As a superproducer, has racked up credits with Rihanna, Justin Bieber and Britney Spears, among others, earning him seven Grammy Awards, an Emmy and a CLIO Award. He has also served as a judge on The Voice UK and The Voice Australia. In 2012, he launched an artificial intelligence-focused tech startup,, based in West Hollywood that helps companies develop human-like customer service experiences. His Angel Foundation, launched in 2009, is devoted to providing scholarships, preparation and opportunities in STEAM (science, technology, engineering, arts, math) to kids in Los Angeles and earned him the World Economic Forum’s 2016 Crystal Award for leadership in creating education opportunities for the underserved.

Top Albums

The Black Eyed Peas have placed seven albums on the Billboard 200, including one No. 1 and three top 10s.

Behind the Front (1998)

The group’s debut album is a fusion of samples and live instrumentation that peaked at No. 129 on the Billboard 200 and No. 3 on the Heatseekers Albums charts and includes the singles “Fallin’ Up,” “Joints & Jam” and “Karma,” which featured a sample of Blondie’s “One Way or Another.”

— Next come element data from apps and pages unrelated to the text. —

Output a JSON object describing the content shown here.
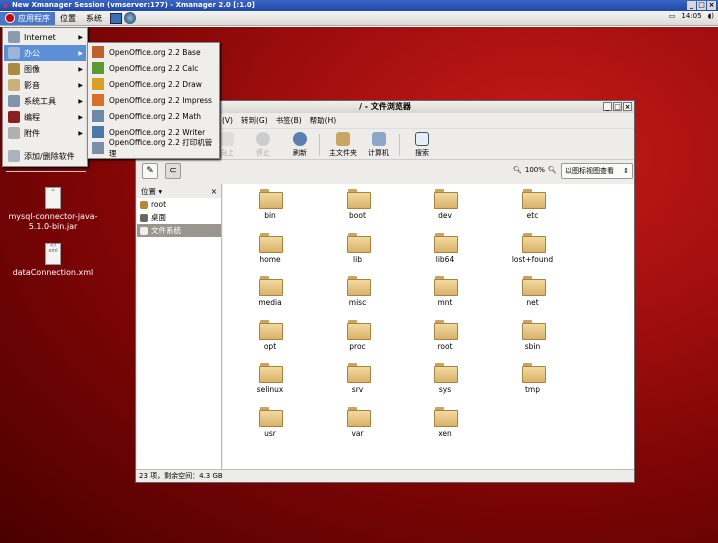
{
  "xmanager": {
    "title": "New Xmanager Session (vmserver:177) - Xmanager 2.0 [:1.0]"
  },
  "panel": {
    "menus": [
      "应用程序",
      "位置",
      "系统"
    ],
    "clock": "14:05"
  },
  "desktop_icons": [
    {
      "label": "mysql-connector-java-5.1.0-bin.jar"
    },
    {
      "label": "dataConnection.xml"
    }
  ],
  "app_menu": {
    "items": [
      {
        "label": "Internet"
      },
      {
        "label": "办公"
      },
      {
        "label": "图像"
      },
      {
        "label": "影音"
      },
      {
        "label": "系统工具"
      },
      {
        "label": "编程"
      },
      {
        "label": "附件"
      }
    ],
    "footer": "添加/删除软件"
  },
  "office_submenu": [
    "OpenOffice.org 2.2 Base",
    "OpenOffice.org 2.2 Calc",
    "OpenOffice.org 2.2 Draw",
    "OpenOffice.org 2.2 Impress",
    "OpenOffice.org 2.2 Math",
    "OpenOffice.org 2.2 Writer",
    "OpenOffice.org 2.2 打印机管理"
  ],
  "window": {
    "title": "/ - 文件浏览器",
    "menubar": [
      "(V)",
      "转到(G)",
      "书签(B)",
      "帮助(H)"
    ],
    "toolbar": {
      "up": "向上",
      "stop": "停止",
      "reload": "刷新",
      "home": "主文件夹",
      "computer": "计算机",
      "search": "搜索"
    },
    "zoom": "100%",
    "view": "以图标视图查看",
    "sidebar": {
      "title": "位置",
      "items": [
        "root",
        "桌面",
        "文件系统"
      ]
    },
    "files": [
      "bin",
      "boot",
      "dev",
      "etc",
      "home",
      "lib",
      "lib64",
      "lost+found",
      "media",
      "misc",
      "mnt",
      "net",
      "opt",
      "proc",
      "root",
      "sbin",
      "selinux",
      "srv",
      "sys",
      "tmp",
      "usr",
      "var",
      "xen"
    ],
    "status": "23 项，剩余空间：4.3 GB"
  }
}
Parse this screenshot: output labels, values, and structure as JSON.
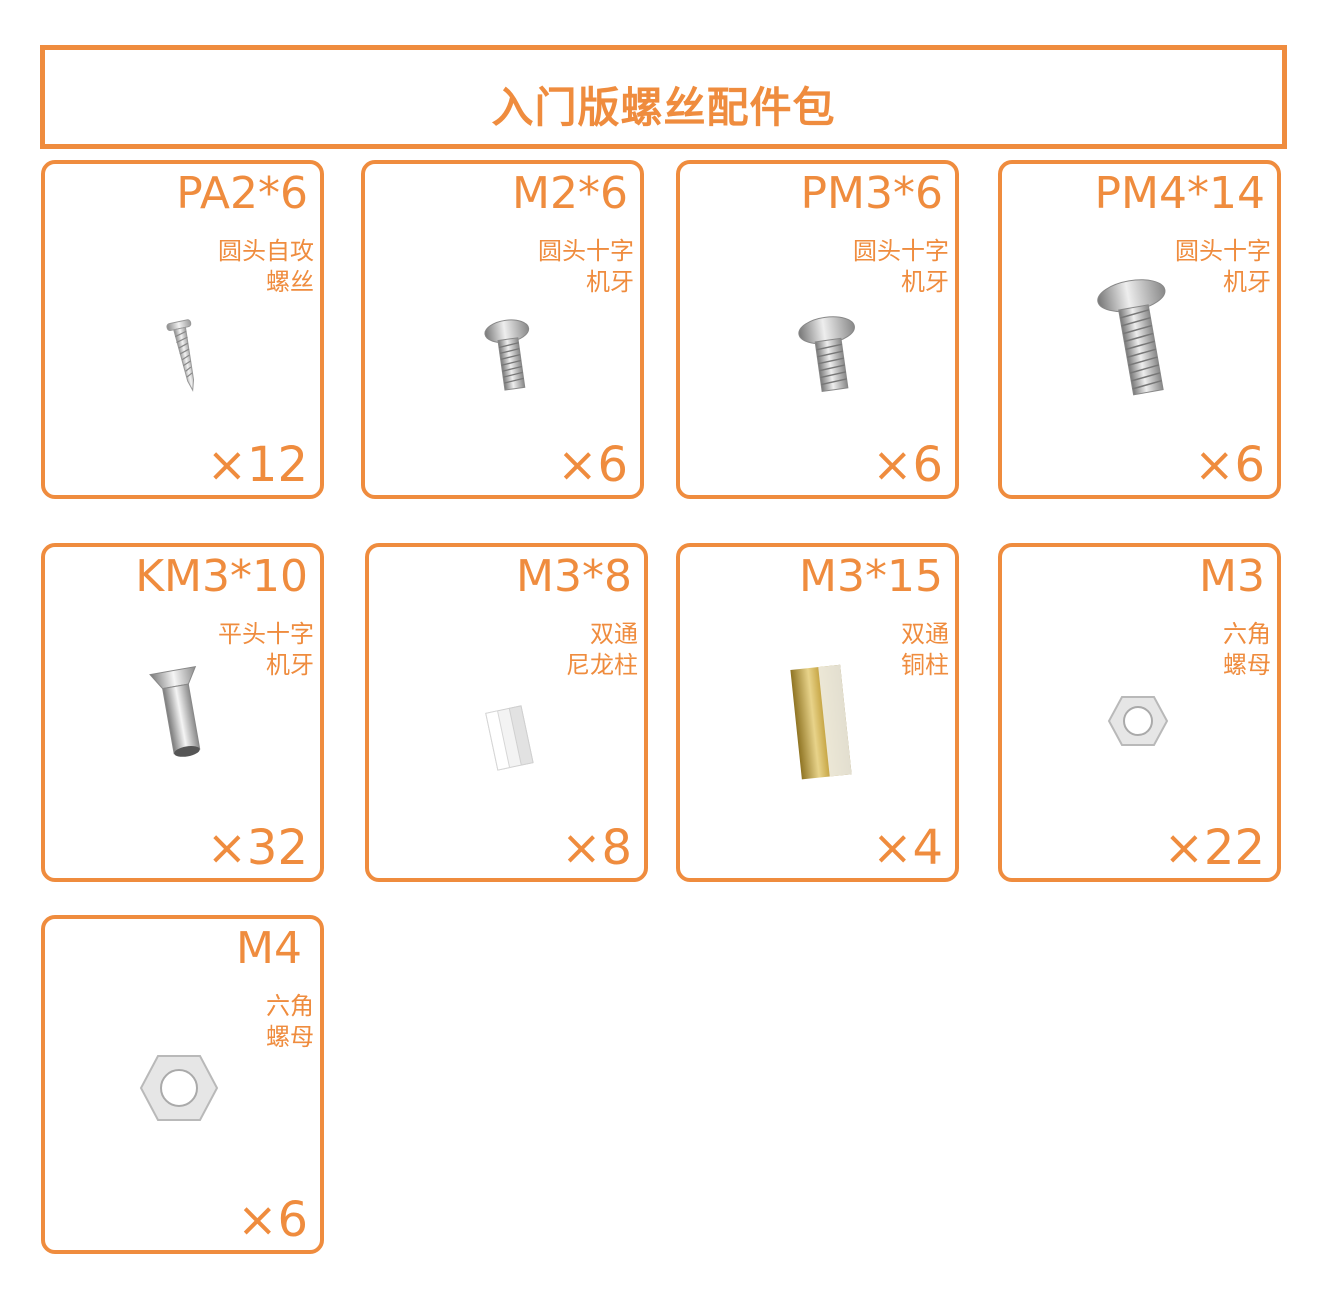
{
  "title": "入门版螺丝配件包",
  "colors": {
    "accent": "#ef8c3e",
    "steel": "#b5b5b5",
    "brass": "#c9a94a",
    "nylon": "#eeeeee"
  },
  "items": [
    {
      "code": "PA2*6",
      "desc": [
        "圆头自攻",
        "螺丝"
      ],
      "qty": "×12",
      "icon": "self-tapping-screw-icon"
    },
    {
      "code": "M2*6",
      "desc": [
        "圆头十字",
        "机牙"
      ],
      "qty": "×6",
      "icon": "pan-head-machine-screw-icon"
    },
    {
      "code": "PM3*6",
      "desc": [
        "圆头十字",
        "机牙"
      ],
      "qty": "×6",
      "icon": "pan-head-machine-screw-icon"
    },
    {
      "code": "PM4*14",
      "desc": [
        "圆头十字",
        "机牙"
      ],
      "qty": "×6",
      "icon": "pan-head-machine-screw-icon"
    },
    {
      "code": "KM3*10",
      "desc": [
        "平头十字",
        "机牙"
      ],
      "qty": "×32",
      "icon": "countersunk-screw-icon"
    },
    {
      "code": "M3*8",
      "desc": [
        "双通",
        "尼龙柱"
      ],
      "qty": "×8",
      "icon": "nylon-standoff-icon"
    },
    {
      "code": "M3*15",
      "desc": [
        "双通",
        "铜柱"
      ],
      "qty": "×4",
      "icon": "brass-standoff-icon"
    },
    {
      "code": "M3",
      "desc": [
        "六角",
        "螺母"
      ],
      "qty": "×22",
      "icon": "hex-nut-icon"
    },
    {
      "code": "M4",
      "desc": [
        "六角",
        "螺母"
      ],
      "qty": "×6",
      "icon": "hex-nut-icon"
    }
  ]
}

Bridging the Gap (2000)

The group’s reggae- and drum’n’bass-laden sophomore set peaked at No. 67 on the Billboard 200 and included collaborations with DJ Premier (“BEP Empire”) and Esthero (“Weekends”).

Elephunk (2003)

The Peas’ breakout album reached No. 14 on the Billboard 200 in June 2004 and included the pop smash “Where Is the Love?” with Justin Timberlake. The album marked Fergie’s debut as a lead female vocalist and was the first to feature four members on the cover.

Monkey Business (2005)

The follow-up to Elephunk solidified the Peas as one of the top pop groups in the world and reached No. 2 on the Billboard 200 on the strength of the hits “Don’t Phunk With My Heart” and “My Humps,” which both hit No. 3 on the Billboard Hot 100.

The E.N.D. (2009)

The most successful BEP album debuted at No. 1 on the Billboard 200 and yielded three Hot 100 chart-toppers. “Boom Boom Pow” ruled for 12 straight weeks only to be replaced by “I Gotta Feeling” for 14. The one-two punch kept the group at the top of the chart for a record 26 consecutive weeks.

The Beginning (2010)

The quick follow-up to The E.N.D. peaked at No. 6 on the Billboard 200 and featured two Hot 100 top 10s: “The Time (Dirty Bit)” and “Just Can’t Get Enough.” The album also marked the band’s last collaboration with Fergie.

Translation (2020)

The bilingual set peaked at No. 52 on the Billboard 200 and at No. 3 on the Top Latin Albums chart, producing two No. 1s on Hot Latin Songs: “Ritmo (Bad Boys for Life),” with J Balvin and “Mamacita” with Ozuna and J. Rey Soul.

This story originally appeared in the June 26, 2021, issue of Billboard.